He served on the board of directors for the Cambridge Roadrunners Girls’ Hockey Association from 2006-2015 while his daughter made her way through the program and is the current general manager of the Cambridge Rivulettes junior hockey club.
But hockey isn’t his only passion when it comes to growing sports in the city.
Hedges has coached baseball in the area for years with the elite Ontario Terriers program that once called Dickson and Riverside Parks home and then with his son’s Cambridge Minor Baseball teams.
Now he’s ready to take on a new role. One that’s helping get more women involved in the game of baseball as the Cambridge Minor Baseball Women’s Coordinator.
“The last 10 years I’ve been coaching my son but next year I’m giving it up because they need a different voice,” Hedges said with a laugh.
“But I couldn’t get out of baseball completely and there’s been a big push by the Ontario Baseball Association to try to promote women to play baseball.

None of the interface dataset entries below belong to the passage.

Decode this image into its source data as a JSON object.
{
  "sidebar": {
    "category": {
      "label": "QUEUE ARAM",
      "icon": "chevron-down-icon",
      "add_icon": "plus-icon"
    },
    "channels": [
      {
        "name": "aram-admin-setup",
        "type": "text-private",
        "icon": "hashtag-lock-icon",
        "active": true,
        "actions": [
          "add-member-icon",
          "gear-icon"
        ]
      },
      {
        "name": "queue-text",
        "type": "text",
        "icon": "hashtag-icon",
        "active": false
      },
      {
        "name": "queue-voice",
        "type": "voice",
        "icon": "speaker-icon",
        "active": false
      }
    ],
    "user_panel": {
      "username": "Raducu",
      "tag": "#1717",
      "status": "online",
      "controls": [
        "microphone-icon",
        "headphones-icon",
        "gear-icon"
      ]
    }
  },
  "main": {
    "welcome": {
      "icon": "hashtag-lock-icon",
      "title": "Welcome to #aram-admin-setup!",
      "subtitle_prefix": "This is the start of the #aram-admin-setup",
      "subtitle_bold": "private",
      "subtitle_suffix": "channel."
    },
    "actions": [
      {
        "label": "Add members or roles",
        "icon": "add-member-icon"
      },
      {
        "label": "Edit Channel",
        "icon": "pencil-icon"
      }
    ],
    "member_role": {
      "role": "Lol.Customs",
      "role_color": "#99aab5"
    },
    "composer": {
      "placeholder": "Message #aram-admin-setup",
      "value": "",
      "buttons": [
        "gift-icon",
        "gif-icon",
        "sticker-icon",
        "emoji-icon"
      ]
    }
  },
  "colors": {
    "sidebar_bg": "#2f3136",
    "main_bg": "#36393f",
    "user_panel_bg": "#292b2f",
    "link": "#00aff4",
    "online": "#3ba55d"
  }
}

I thought with my experience working with ladies in other sports and my baseball coaching background, it’s something I’d like to spearhead.”
The women’s game is on the rise in Canada, highlighted by a silver medal at the 2015 Pan Am Games in Toronto.

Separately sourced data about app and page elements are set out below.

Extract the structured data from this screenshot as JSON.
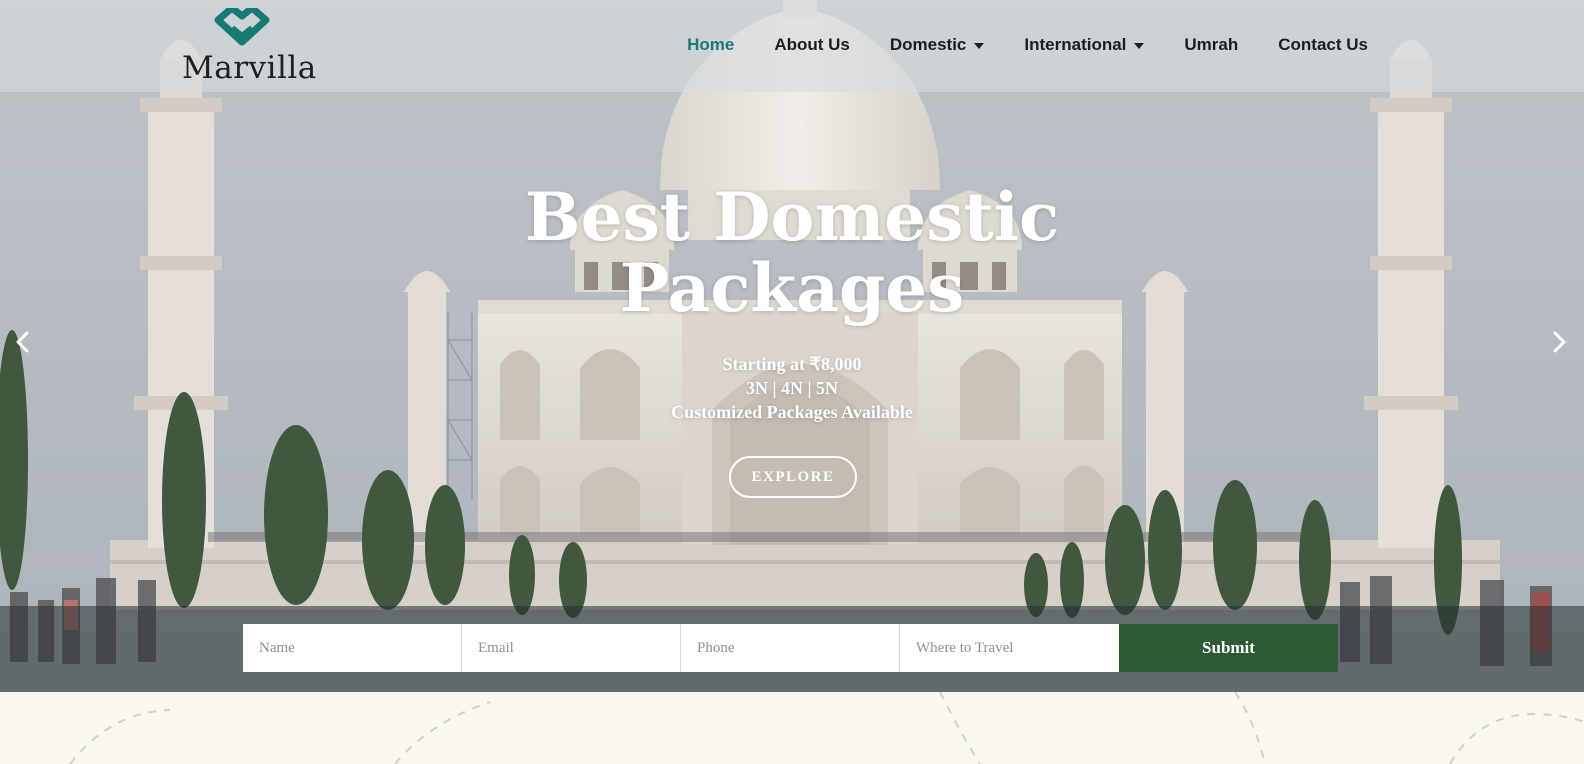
{
  "brand": {
    "name": "Marvilla",
    "accent": "#177a73",
    "logo_mark": "double-chevron-heart-icon"
  },
  "nav": {
    "items": [
      {
        "label": "Home",
        "active": true,
        "dropdown": false
      },
      {
        "label": "About Us",
        "active": false,
        "dropdown": false
      },
      {
        "label": "Domestic",
        "active": false,
        "dropdown": true
      },
      {
        "label": "International",
        "active": false,
        "dropdown": true
      },
      {
        "label": "Umrah",
        "active": false,
        "dropdown": false
      },
      {
        "label": "Contact Us",
        "active": false,
        "dropdown": false
      }
    ]
  },
  "hero": {
    "title_line1": "Best Domestic",
    "title_line2": "Packages",
    "subtitle_lines": [
      "Starting at ₹8,000",
      "3N | 4N | 5N",
      "Customized Packages Available"
    ],
    "cta_label": "EXPLORE",
    "prev_icon": "chevron-left-icon",
    "next_icon": "chevron-right-icon"
  },
  "form": {
    "name_placeholder": "Name",
    "email_placeholder": "Email",
    "phone_placeholder": "Phone",
    "destination_placeholder": "Where to Travel",
    "submit_label": "Submit",
    "submit_color": "#2e5a36"
  }
}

More locally, just down the road in Brantford approximately 60 women have taken up the sport, Hedges says. It’s his mission to open up the game to more young women in Cambridge.
While he admits it’s going to take time, the initial response has been promising.
“Our first information meeting we had about 20 families show up,” Hedges said.
“Since then we’ve had more take an interest. They’re enthusiastic.”
Before they’re able to field teams of their own in women's divisions, Hedges wants to provide the opportunity for them to see all that the game has to offer.
He’s currently finalizing a six, one and a half hour time slots at the CMBA Cubs Den facility on Hespeler Road. These sessions will be free of charge and will serve as a way for Hedges to introduce the fundamentals of the game.
Participants don't need to register for the season with the CMBA to attend, Hedges says.
“There’s a waiver the parents can sign so that they can try it out without registering,” he said.
“If they enjoy it and we see a lot of interest, we may have to find a way to fund more sessions. When April rolls around we’ll see where we’re at and they can register with CMBA at that point.”
The development and promotion of the game won’t stop in the winter. Hedges plans on going out to local diamonds and watching them play in the summer, giving tips and advice along the way.
“In the first year, they’ll likely be in house league with the boys and we’ll see what the interest level is,” he said.
“It’s going to be open an philosophy and we'll see what they want to do. If we can get enough for a team, we’ll look into going to other cities and playing. Everything is on the table at this point.”
For those who look at baseball as a male sport, Hedges reminds people it wasn’t all that long ago the same was said about hockey. Now, tens of thousands of women play the sport across the country.
“If your child has an interest in the sport, we have the facilities and knowledge to help them develop it into a passion,” Hedges said.
“It’s not different than girls starting to play hockey years ago. Women’s baseball is only going to grow. Eventually we’ll have a league for them.”
For more information on the CMBA girls program and to register for the free sessions visit cambridgeminorbaseballassociation.teamsnapsites.com/cmba-girls-baseball or email Rob Hedges at [email protected]
Cambridge Minor Baseball house league registration will be opening in the coming weeks and more information will be on the association’s website.